After having made her mark on school lunches, you know, replacing mac n’ cheese for quinoa salad thereby leaving kids across the nation hungry and unhappy, first lady Michelle Obama is moving on to bigger and better things, it seems.
The U.S. Department of Agriculture (USDA) is suggesting major changes to grocery stores to “nudge” Americans to purchase healthier foods when they shop.
The agency commissioned an “expert panel” to make recommendations on how to guide the more than 47 million Americans on food stamps into spending their benefits on fruits and vegetables.
The group released an 80-pagereportthis month presenting their ideas, which include talking shopping carts and a marketing strategy for grocery chains that would feature better store lighting for healthier items.
To encourage Americans, including food stamp recipients, to purchase and eat healthier foods, USDA has come up with a few suggestions, including “SNAP-Ed cooking classes,” and consultations with dieticians in grocery stores, a point system whereby shoppers could receive perks like movie tickets for buying healthy food, and of course, the talking shopping cart:
The “MyCart grocery cart” would provide dividers for shoppers to make sure they are selecting enough items in each “MyPlate” category, the USDA’s food icon.
“MyCart is a nonfinancial approach that would use behavioral economics to encourage healthier purchases by any consumer, including SNAP participants,” the report said.
The cart would be color-coded, physically divided, and have a system installed so that when the shopping cart reaches its healthy “threshold” it would congratulate the customer.
“The algorithm would group the purchases to classify them using the MyPlate designations and to provide consumers with a message of support or encouragement (e.g., “You achieved a MyCart healthy shopping basket!”),” the report said.
And the cost?

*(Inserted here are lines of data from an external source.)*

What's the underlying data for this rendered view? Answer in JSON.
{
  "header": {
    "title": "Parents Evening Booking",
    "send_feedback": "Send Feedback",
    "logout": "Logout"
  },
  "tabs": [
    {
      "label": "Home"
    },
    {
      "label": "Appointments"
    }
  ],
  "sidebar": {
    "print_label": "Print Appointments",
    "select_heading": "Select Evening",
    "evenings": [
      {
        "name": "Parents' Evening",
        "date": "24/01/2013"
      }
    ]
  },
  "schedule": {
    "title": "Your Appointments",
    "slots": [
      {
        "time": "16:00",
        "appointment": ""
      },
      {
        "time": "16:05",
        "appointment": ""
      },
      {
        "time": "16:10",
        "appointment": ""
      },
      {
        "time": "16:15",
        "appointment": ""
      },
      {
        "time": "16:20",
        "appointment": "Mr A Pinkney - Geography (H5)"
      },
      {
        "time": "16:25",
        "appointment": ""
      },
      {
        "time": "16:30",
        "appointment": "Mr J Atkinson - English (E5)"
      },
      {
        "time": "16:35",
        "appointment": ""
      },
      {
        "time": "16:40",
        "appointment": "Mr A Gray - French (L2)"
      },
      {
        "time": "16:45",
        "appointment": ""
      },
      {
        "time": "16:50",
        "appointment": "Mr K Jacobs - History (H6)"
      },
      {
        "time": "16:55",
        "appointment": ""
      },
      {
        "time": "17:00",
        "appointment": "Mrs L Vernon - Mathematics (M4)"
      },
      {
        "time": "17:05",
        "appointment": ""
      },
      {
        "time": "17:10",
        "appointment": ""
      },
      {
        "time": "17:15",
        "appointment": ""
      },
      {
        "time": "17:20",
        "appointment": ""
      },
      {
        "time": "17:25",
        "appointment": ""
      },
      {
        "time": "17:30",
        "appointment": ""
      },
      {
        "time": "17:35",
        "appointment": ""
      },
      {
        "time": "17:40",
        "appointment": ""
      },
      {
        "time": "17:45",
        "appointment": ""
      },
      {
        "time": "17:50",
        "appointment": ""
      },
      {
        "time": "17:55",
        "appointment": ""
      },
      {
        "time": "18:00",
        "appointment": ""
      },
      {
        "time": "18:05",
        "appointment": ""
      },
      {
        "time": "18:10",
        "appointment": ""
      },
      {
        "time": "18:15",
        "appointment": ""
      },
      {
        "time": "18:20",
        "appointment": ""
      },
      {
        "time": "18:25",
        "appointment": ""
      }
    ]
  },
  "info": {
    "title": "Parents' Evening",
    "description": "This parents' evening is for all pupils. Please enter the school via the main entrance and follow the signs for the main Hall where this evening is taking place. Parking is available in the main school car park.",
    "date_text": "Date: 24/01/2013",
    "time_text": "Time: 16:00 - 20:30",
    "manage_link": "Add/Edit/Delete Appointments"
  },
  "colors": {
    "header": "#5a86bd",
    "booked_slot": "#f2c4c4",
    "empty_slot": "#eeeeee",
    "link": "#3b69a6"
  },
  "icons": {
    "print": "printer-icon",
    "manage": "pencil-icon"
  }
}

Oh, a measly $30,000 for every store.
Whether or not you’ll find yourself using a talking shopping cart in the near future remains to be seen. More likely, shoppers will be confronted with one of the agency’s other, more realistic nanny state marketing schemes, which is sure to make Michelle O happy.
The USDA said the ideas are “intended to change the choice architecture of the food retail environment to make healthier choices more prominent,” which is in line with first lady Michelle Obama’s stated second term agenda to “impact the nature of food in grocery stores.”